**Aim of the task:** For each line in the records that contains "icon", make a copy.

**Entries taken from a collection:**
══════

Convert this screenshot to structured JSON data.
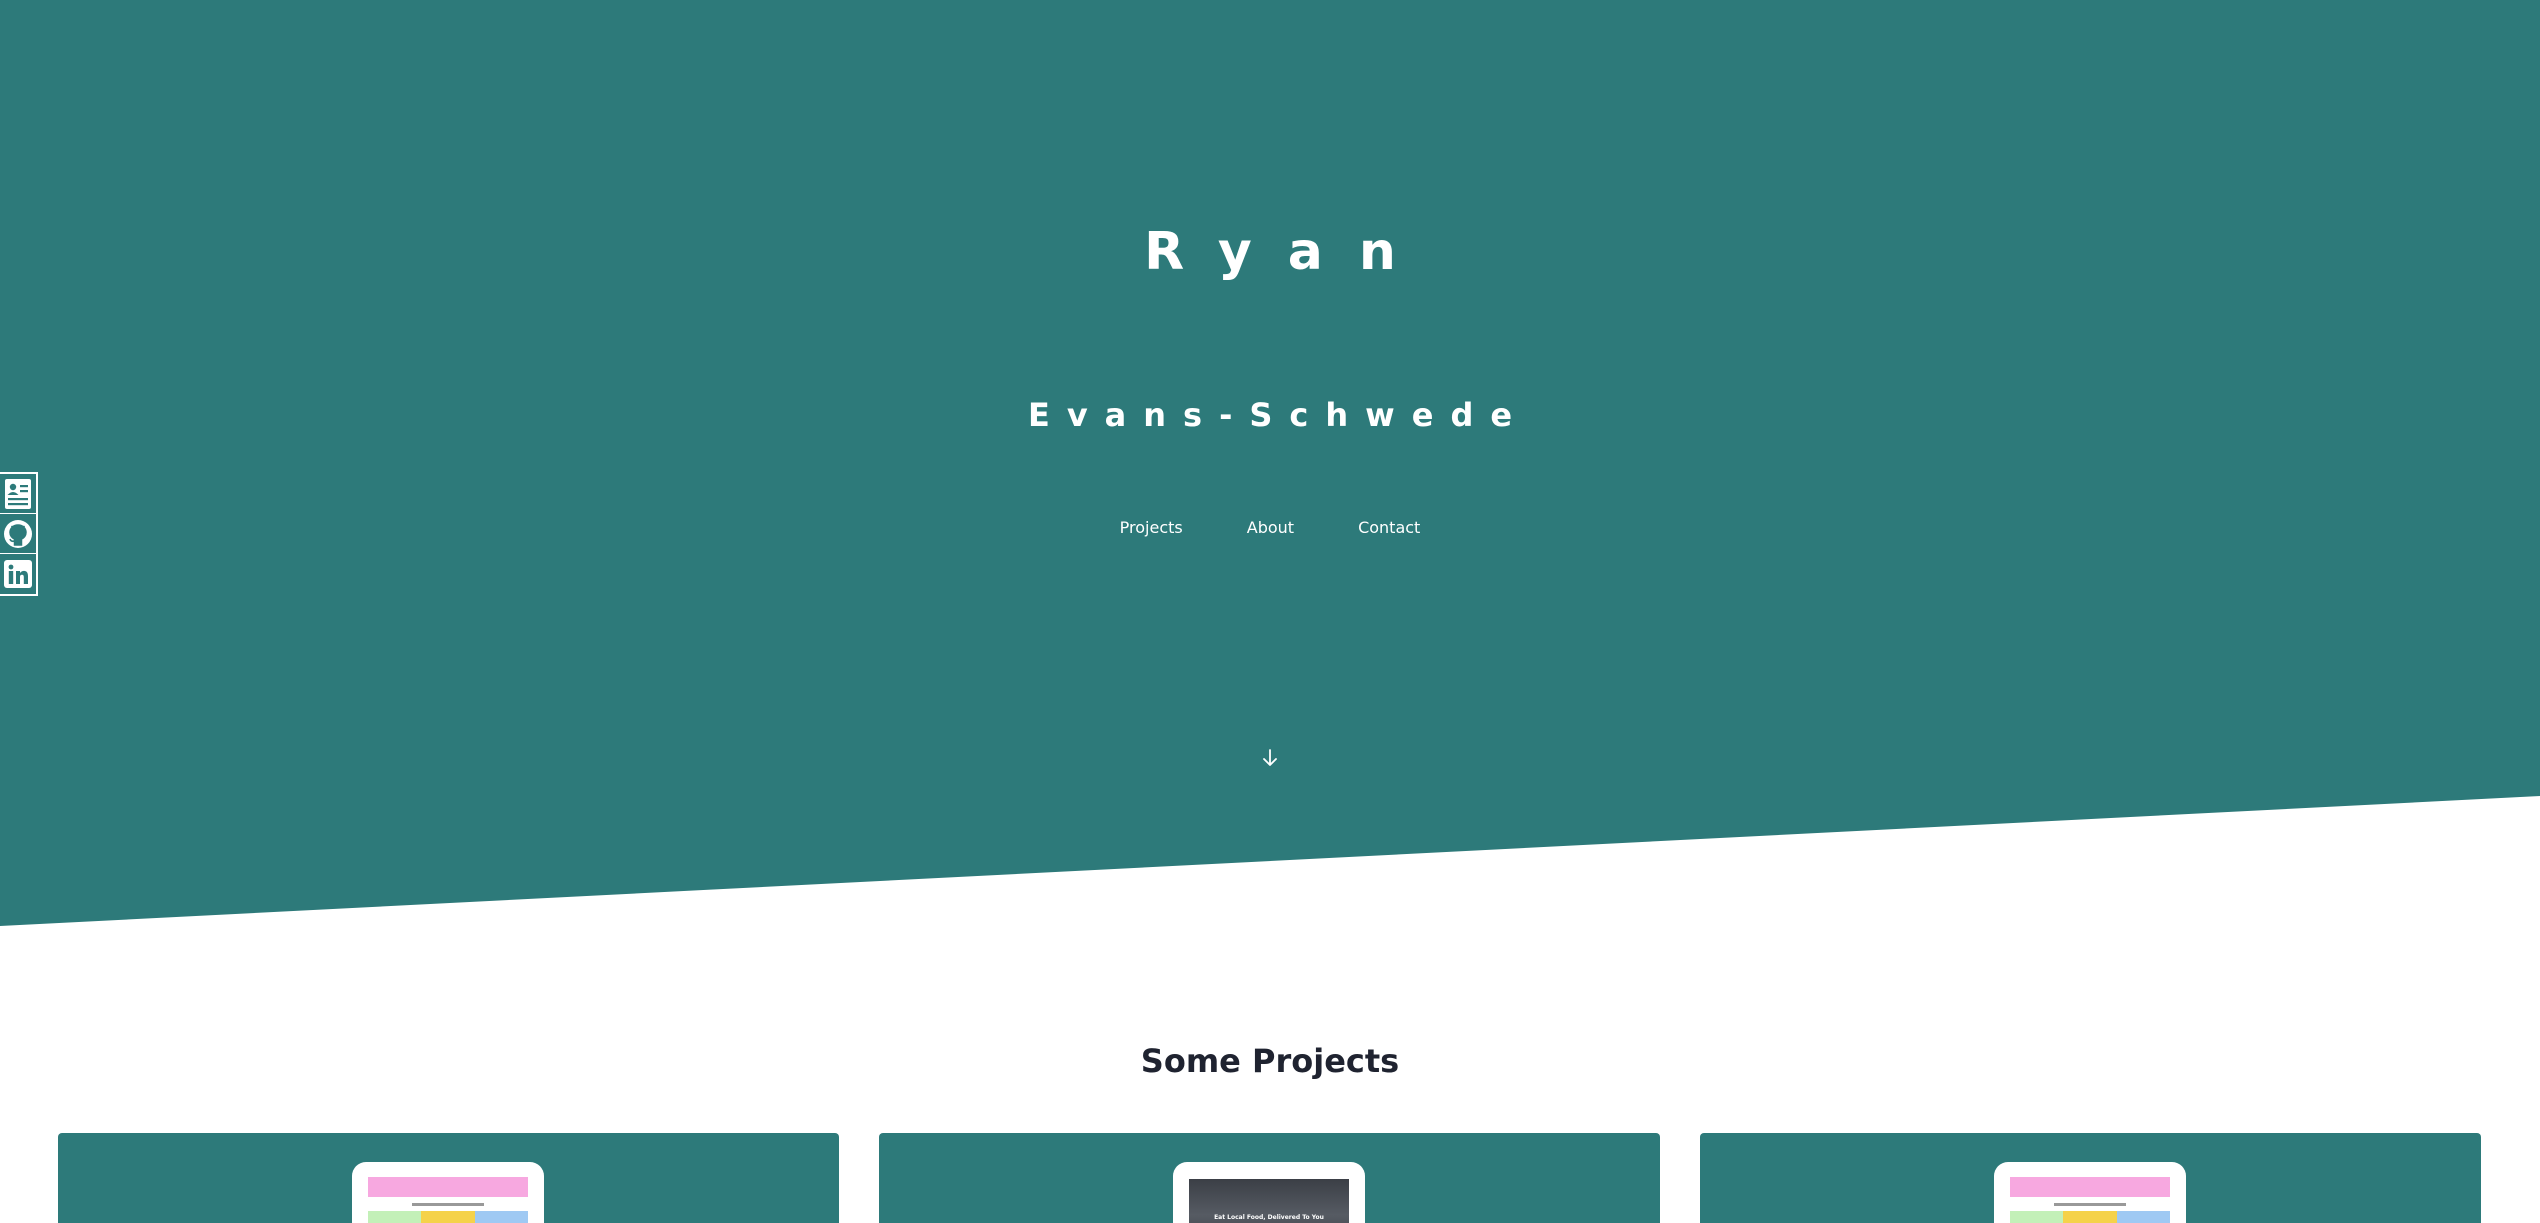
{
  "hero": {
    "first_name": "Ryan",
    "last_name": "Evans-Schwede",
    "background_color": "#2d7a7a"
  },
  "nav": {
    "items": [
      {
        "label": "Projects"
      },
      {
        "label": "About"
      },
      {
        "label": "Contact"
      }
    ]
  },
  "scroll": {
    "icon": "arrow-down-icon"
  },
  "social": {
    "items": [
      {
        "icon": "resume-icon"
      },
      {
        "icon": "github-icon"
      },
      {
        "icon": "linkedin-icon"
      }
    ]
  },
  "projects": {
    "title": "Some Projects",
    "cards": [
      {
        "thumbnail": "colorful-grid-site"
      },
      {
        "thumbnail": "photo-banner-site",
        "caption": "Eat Local Food, Delivered To You"
      },
      {
        "thumbnail": "colorful-grid-site"
      }
    ]
  }
}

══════

**Task answer:**
    "icon": "arrow-down-icon"
        "icon": "resume-icon"
        "icon": "github-icon"
        "icon": "linkedin-icon"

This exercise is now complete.